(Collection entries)
——————————

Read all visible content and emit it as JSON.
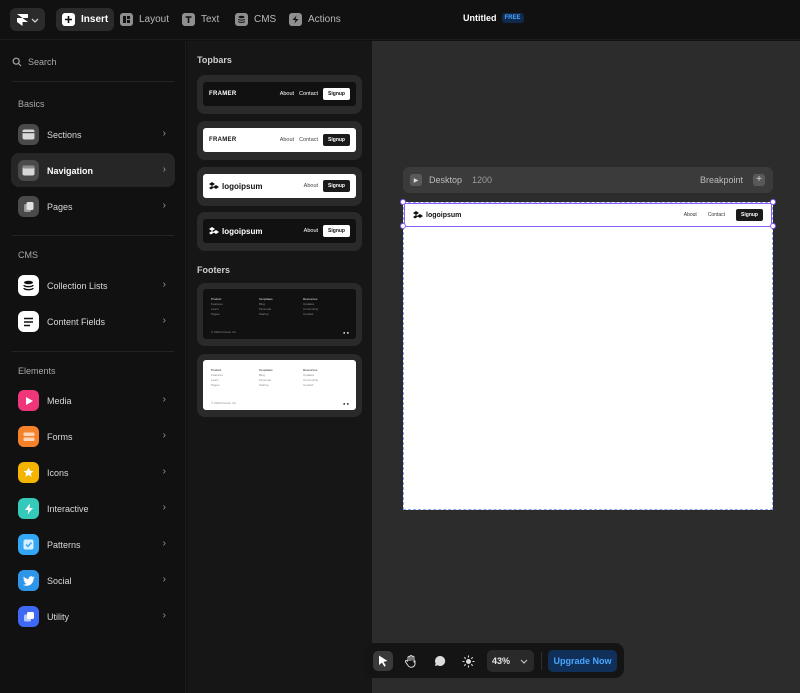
{
  "toolbar": {
    "items": [
      {
        "label": "Insert",
        "icon": "plus-icon",
        "active": true
      },
      {
        "label": "Layout",
        "icon": "layout-icon",
        "active": false
      },
      {
        "label": "Text",
        "icon": "text-icon",
        "active": false
      },
      {
        "label": "CMS",
        "icon": "database-icon",
        "active": false
      },
      {
        "label": "Actions",
        "icon": "lightning-icon",
        "active": false
      }
    ],
    "doc_title": "Untitled",
    "plan_badge": "FREE"
  },
  "sidebar": {
    "search_label": "Search",
    "sections": [
      {
        "label": "Basics",
        "items": [
          {
            "label": "Sections",
            "icon": "sections-icon",
            "color": "#5a5a5a"
          },
          {
            "label": "Navigation",
            "icon": "navigation-icon",
            "color": "#5a5a5a",
            "active": true
          },
          {
            "label": "Pages",
            "icon": "pages-icon",
            "color": "#5a5a5a"
          }
        ]
      },
      {
        "label": "CMS",
        "items": [
          {
            "label": "Collection Lists",
            "icon": "database-icon",
            "color": "#ffffff"
          },
          {
            "label": "Content Fields",
            "icon": "lines-icon",
            "color": "#ffffff"
          }
        ]
      },
      {
        "label": "Elements",
        "items": [
          {
            "label": "Media",
            "icon": "play-icon",
            "color": "#f0367a"
          },
          {
            "label": "Forms",
            "icon": "form-icon",
            "color": "#f5822b"
          },
          {
            "label": "Icons",
            "icon": "star-icon",
            "color": "#f5b400"
          },
          {
            "label": "Interactive",
            "icon": "bolt-icon",
            "color": "#35c9b9"
          },
          {
            "label": "Patterns",
            "icon": "check-icon",
            "color": "#33a6f5"
          },
          {
            "label": "Social",
            "icon": "twitter-icon",
            "color": "#2f95e9"
          },
          {
            "label": "Utility",
            "icon": "stack-icon",
            "color": "#3f68f5"
          }
        ]
      }
    ]
  },
  "insert_panel": {
    "topbars_label": "Topbars",
    "footers_label": "Footers",
    "topbars": [
      {
        "theme": "dark",
        "brand": "FRAMER",
        "links": [
          "About",
          "Contact"
        ],
        "button": "Signup"
      },
      {
        "theme": "light",
        "brand": "FRAMER",
        "links": [
          "About",
          "Contact"
        ],
        "button": "Signup"
      },
      {
        "theme": "light",
        "brand": "logoipsum",
        "links": [
          "About"
        ],
        "button": "Signup"
      },
      {
        "theme": "dark",
        "brand": "logoipsum",
        "links": [
          "About"
        ],
        "button": "Signup"
      }
    ],
    "footers": [
      {
        "theme": "dark",
        "columns": [
          {
            "head": "Product",
            "lines": [
              "Features",
              "Learn",
              "Pages"
            ]
          },
          {
            "head": "Templates",
            "lines": [
              "Blog",
              "Personal",
              "Startup"
            ]
          },
          {
            "head": "Resources",
            "lines": [
              "Updates",
              "Community",
              "Contact"
            ]
          }
        ],
        "copyright": "© 2024 Framer Inc"
      },
      {
        "theme": "light",
        "columns": [
          {
            "head": "Product",
            "lines": [
              "Features",
              "Learn",
              "Pages"
            ]
          },
          {
            "head": "Templates",
            "lines": [
              "Blog",
              "Personal",
              "Startup"
            ]
          },
          {
            "head": "Resources",
            "lines": [
              "Updates",
              "Community",
              "Contact"
            ]
          }
        ],
        "copyright": "© 2024 Framer Inc"
      }
    ]
  },
  "canvas": {
    "breakpoint_name": "Desktop",
    "breakpoint_width": "1200",
    "breakpoint_label": "Breakpoint",
    "frame_nav": {
      "brand": "logoipsum",
      "links": [
        "About",
        "Contact"
      ],
      "button": "Signup"
    }
  },
  "bottom_toolbar": {
    "zoom": "43%",
    "upgrade_label": "Upgrade Now"
  }
}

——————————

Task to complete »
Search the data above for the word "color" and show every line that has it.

Solution to the exercise »
            "color": "#5a5a5a"
            "color": "#5a5a5a",
            "color": "#5a5a5a"
            "color": "#ffffff"
            "color": "#ffffff"
            "color": "#f0367a"
            "color": "#f5822b"
            "color": "#f5b400"
            "color": "#35c9b9"
            "color": "#33a6f5"
            "color": "#2f95e9"
            "color": "#3f68f5"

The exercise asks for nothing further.